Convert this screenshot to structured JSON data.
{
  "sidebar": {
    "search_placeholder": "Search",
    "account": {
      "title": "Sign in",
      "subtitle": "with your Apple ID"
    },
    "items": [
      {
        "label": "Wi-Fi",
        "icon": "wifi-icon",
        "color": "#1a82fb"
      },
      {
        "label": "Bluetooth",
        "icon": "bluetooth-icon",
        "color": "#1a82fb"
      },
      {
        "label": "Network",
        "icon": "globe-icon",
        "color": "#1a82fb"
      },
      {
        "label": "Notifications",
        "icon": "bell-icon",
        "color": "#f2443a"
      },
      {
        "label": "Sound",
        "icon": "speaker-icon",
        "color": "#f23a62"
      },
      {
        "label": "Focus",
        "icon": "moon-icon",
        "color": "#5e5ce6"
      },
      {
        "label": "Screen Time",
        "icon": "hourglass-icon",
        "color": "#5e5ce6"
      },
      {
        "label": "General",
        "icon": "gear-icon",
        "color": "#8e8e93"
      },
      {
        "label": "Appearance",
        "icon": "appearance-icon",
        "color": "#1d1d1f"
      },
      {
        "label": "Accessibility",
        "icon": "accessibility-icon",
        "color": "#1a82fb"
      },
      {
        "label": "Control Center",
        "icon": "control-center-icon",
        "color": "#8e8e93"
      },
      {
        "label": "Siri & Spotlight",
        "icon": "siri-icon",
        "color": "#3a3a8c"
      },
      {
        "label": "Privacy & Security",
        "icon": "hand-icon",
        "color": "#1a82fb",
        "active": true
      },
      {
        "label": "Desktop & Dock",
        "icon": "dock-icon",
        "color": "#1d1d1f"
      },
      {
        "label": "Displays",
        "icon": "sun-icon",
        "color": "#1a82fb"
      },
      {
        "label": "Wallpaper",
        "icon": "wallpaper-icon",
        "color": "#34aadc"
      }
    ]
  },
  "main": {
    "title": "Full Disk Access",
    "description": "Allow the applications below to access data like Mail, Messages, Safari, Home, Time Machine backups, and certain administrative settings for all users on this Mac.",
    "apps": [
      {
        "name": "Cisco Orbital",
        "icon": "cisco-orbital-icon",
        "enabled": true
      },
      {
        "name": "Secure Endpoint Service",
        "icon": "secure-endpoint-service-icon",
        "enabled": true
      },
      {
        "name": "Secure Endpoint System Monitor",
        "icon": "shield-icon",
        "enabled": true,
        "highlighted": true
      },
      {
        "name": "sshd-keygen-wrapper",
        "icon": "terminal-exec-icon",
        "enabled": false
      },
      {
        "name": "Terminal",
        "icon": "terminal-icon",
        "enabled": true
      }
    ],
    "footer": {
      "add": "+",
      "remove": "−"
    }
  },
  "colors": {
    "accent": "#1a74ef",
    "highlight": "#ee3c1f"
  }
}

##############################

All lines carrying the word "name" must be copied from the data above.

**Response:**
        "name": "Cisco Orbital",
        "name": "Secure Endpoint Service",
        "name": "Secure Endpoint System Monitor",
        "name": "sshd-keygen-wrapper",
        "name": "Terminal",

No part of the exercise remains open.